Saved entries
#####

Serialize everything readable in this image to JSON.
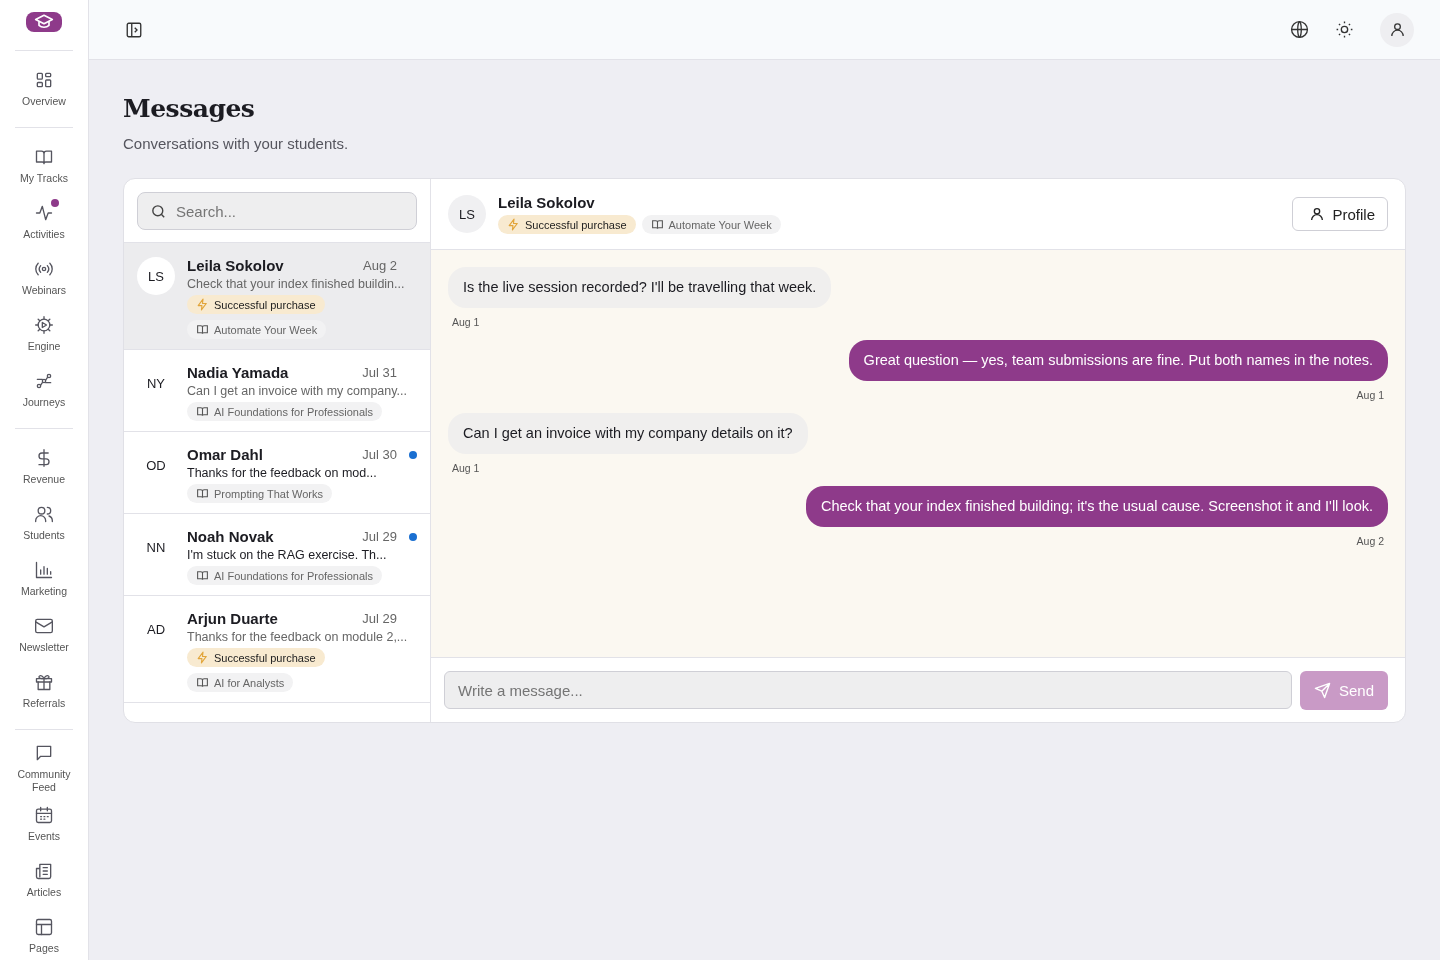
{
  "sidebar": {
    "groups": [
      [
        {
          "label": "Overview",
          "badge": false
        }
      ],
      [
        {
          "label": "My Tracks",
          "badge": false
        },
        {
          "label": "Activities",
          "badge": true
        },
        {
          "label": "Webinars",
          "badge": false
        },
        {
          "label": "Engine",
          "badge": false
        },
        {
          "label": "Journeys",
          "badge": false
        }
      ],
      [
        {
          "label": "Revenue",
          "badge": false
        },
        {
          "label": "Students",
          "badge": false
        },
        {
          "label": "Marketing",
          "badge": false
        },
        {
          "label": "Newsletter",
          "badge": false
        },
        {
          "label": "Referrals",
          "badge": false
        }
      ],
      [
        {
          "label": "Community Feed",
          "badge": false
        },
        {
          "label": "Events",
          "badge": false
        },
        {
          "label": "Articles",
          "badge": false
        },
        {
          "label": "Pages",
          "badge": false
        }
      ]
    ]
  },
  "page": {
    "title": "Messages",
    "subtitle": "Conversations with your students."
  },
  "search": {
    "placeholder": "Search..."
  },
  "conversations": [
    {
      "initials": "LS",
      "name": "Leila Sokolov",
      "date": "Aug 2",
      "preview": "Check that your index finished buildin...",
      "purchase": "Successful purchase",
      "course": "Automate Your Week",
      "selected": true,
      "unread": false
    },
    {
      "initials": "NY",
      "name": "Nadia Yamada",
      "date": "Jul 31",
      "preview": "Can I get an invoice with my company...",
      "course": "AI Foundations for Professionals",
      "selected": false,
      "unread": false
    },
    {
      "initials": "OD",
      "name": "Omar Dahl",
      "date": "Jul 30",
      "preview": "Thanks for the feedback on mod...",
      "course": "Prompting That Works",
      "selected": false,
      "unread": true
    },
    {
      "initials": "NN",
      "name": "Noah Novak",
      "date": "Jul 29",
      "preview": "I'm stuck on the RAG exercise. Th...",
      "course": "AI Foundations for Professionals",
      "selected": false,
      "unread": true
    },
    {
      "initials": "AD",
      "name": "Arjun Duarte",
      "date": "Jul 29",
      "preview": "Thanks for the feedback on module 2,...",
      "purchase": "Successful purchase",
      "course": "AI for Analysts",
      "selected": false,
      "unread": false
    }
  ],
  "chat": {
    "initials": "LS",
    "name": "Leila Sokolov",
    "purchase": "Successful purchase",
    "course": "Automate Your Week",
    "profile_button": "Profile",
    "messages": [
      {
        "kind": "incoming",
        "text": "Is the live session recorded? I'll be travelling that week.",
        "time": "Aug 1"
      },
      {
        "kind": "outgoing",
        "text": "Great question — yes, team submissions are fine. Put both names in the notes.",
        "time": "Aug 1"
      },
      {
        "kind": "incoming",
        "text": "Can I get an invoice with my company details on it?",
        "time": "Aug 1"
      },
      {
        "kind": "outgoing",
        "text": "Check that your index finished building; it's the usual cause. Screenshot it and I'll look.",
        "time": "Aug 2"
      }
    ],
    "composer": {
      "placeholder": "Write a message...",
      "send": {
        "label": "Send",
        "disabled": true
      }
    }
  }
}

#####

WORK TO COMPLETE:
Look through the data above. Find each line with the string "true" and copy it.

EXERCISE SOLUTION:
          "badge": true
      "selected": true,
      "unread": true
      "unread": true
        "disabled": true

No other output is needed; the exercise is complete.